Owner name: LICENTIA PATENT-VERWALTUNGS-GMBH THEODOR-STERN-KAI
Free format text: ASSIGNMENT OF ASSIGNORS INTEREST.;ASSIGNOR:KLUTH, HANS-JURGEN;REEL/FRAME:004281/0038
Effective date: 19820402
|Aug 13, 1987||AS||Assignment|
Owner name: TELEFUNKEN FERNSEH UND RUNDFUNK GMBH, POST OFFICE
Free format text: ASSIGNMENT OF ASSIGNORS INTEREST.;ASSIGNOR:LICENTIA PATENT-VERWALTUNGS-GMBH,;REEL/FRAME:004759/0470
Effective date: 19870721
Owner name: TELEFUNKEN FERNSEH UND RUNDFUNK GMBH,GERMANY
Free format text: ASSIGNMENT OF ASSIGNORS INTEREST;ASSIGNOR:LICENTIA PATENT-VERWALTUNGS-GMBH,;REEL/FRAME:004759/0470
Effective date: 19870721
|Jun 2, 1988||FPAY||Fee payment|
Year of fee payment: 4
|Jun 19, 1992||FPAY||Fee payment|
Year of fee payment: 8
|Jul 30, 1996||REMI||Maintenance fee reminder mailed|
|Dec 22, 1996||LAPS||Lapse for failure to pay maintenance fees|
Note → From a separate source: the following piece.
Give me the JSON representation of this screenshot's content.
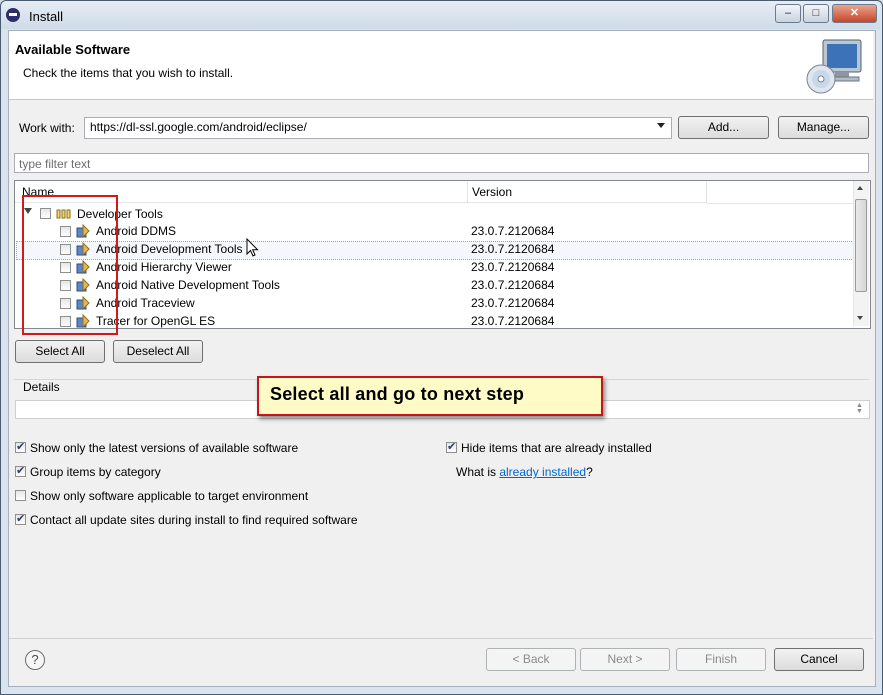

|Mar 4, 1997||FP||Expired due to failure to pay maintenance fee|
Effective date: 19961225